PARIS — Hemmed in and closely watched by police, hundreds of Muslims unrolled rugs and prayed outdoors Friday in the busy streets of a Paris suburb to protest the closure of their prayer hall.
The show of strength by throngs of worshippers in Clichy highlighted a long-standing issue for France’s Muslim community, estimated at 5 million people: a shortage of mosques.
Such protests aren’t without risk of a backlash, especially in the politically heated atmosphere of France’s upcoming presidential election.
Far-right presidential candidate Marine Le Pen has previously decried street prayers, part of her anti-immigrant, anti-Islam outlook.
Clichy Muslims had been using a prayer hall rented from City Hall. But the town’s mayor now wants to turn that space into a multimedia library for the town’s 60,000 residents.
City Hall refused to renew the three-year lease when it expired last June and, after a court battle, closed down the prayer hall last week with help from French police.
City Hall says Muslims can worship at a new Islamic cultural and prayer center, already used by hundreds of people, that the town inaugurated in May 2016.
However, the Muslim group that helped organize Friday’s protest and which is calling for another demonstration Sunday says the new mosque is too small and remote.
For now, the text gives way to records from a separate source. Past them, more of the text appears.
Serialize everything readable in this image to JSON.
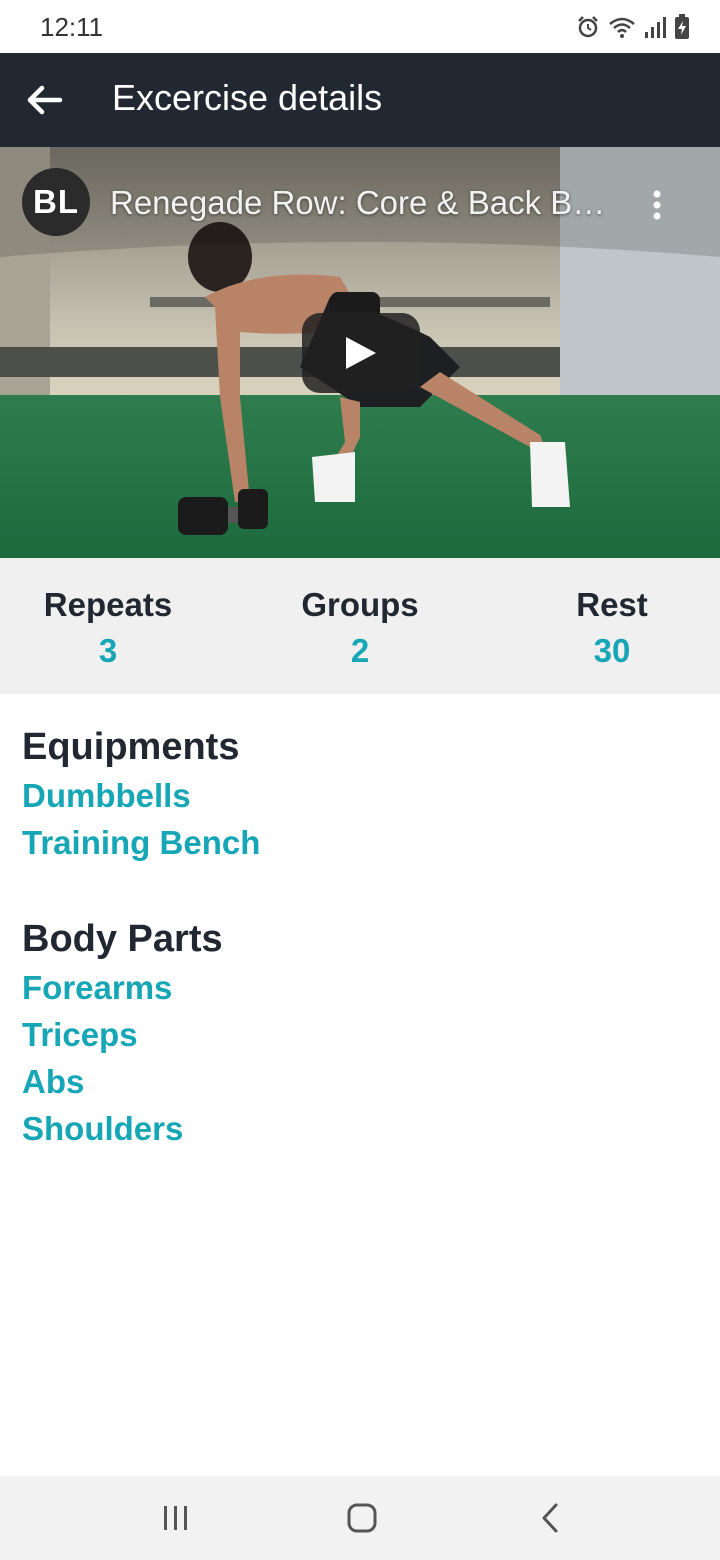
{
  "status_bar": {
    "time": "12:11",
    "icons": [
      "alarm-icon",
      "wifi-icon",
      "signal-icon",
      "battery-charging-icon"
    ]
  },
  "app_bar": {
    "back_icon": "arrow-left-icon",
    "title": "Excercise details"
  },
  "video": {
    "channel_initials": "BL",
    "title": "Renegade Row: Core & Back Bu…",
    "more_icon": "more-vertical-icon",
    "play_icon": "play-icon"
  },
  "stats": [
    {
      "label": "Repeats",
      "value": "3"
    },
    {
      "label": "Groups",
      "value": "2"
    },
    {
      "label": "Rest",
      "value": "30"
    }
  ],
  "equipments": {
    "title": "Equipments",
    "items": [
      "Dumbbells",
      "Training Bench"
    ]
  },
  "body_parts": {
    "title": "Body Parts",
    "items": [
      "Forearms",
      "Triceps",
      "Abs",
      "Shoulders"
    ]
  },
  "nav_bar": {
    "icons": [
      "recent-apps-icon",
      "home-icon",
      "back-nav-icon"
    ]
  },
  "colors": {
    "app_bar": "#222831",
    "accent": "#16a6b6",
    "stats_background": "#f0f0f0",
    "nav_background": "#f2f2f2"
  }
}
The building is a disused former office block that City Hall “turned into a mosque by throwing down a few rugs,” said Smail El-Baz, a spokesman for the group.
He warned that the closure of their prayer hall could drive worshippers underground and increase the risk of them becoming radicalized.
The group wants its prayer hall reopened until the end of Ramadan in July and space for the building of a new mosque.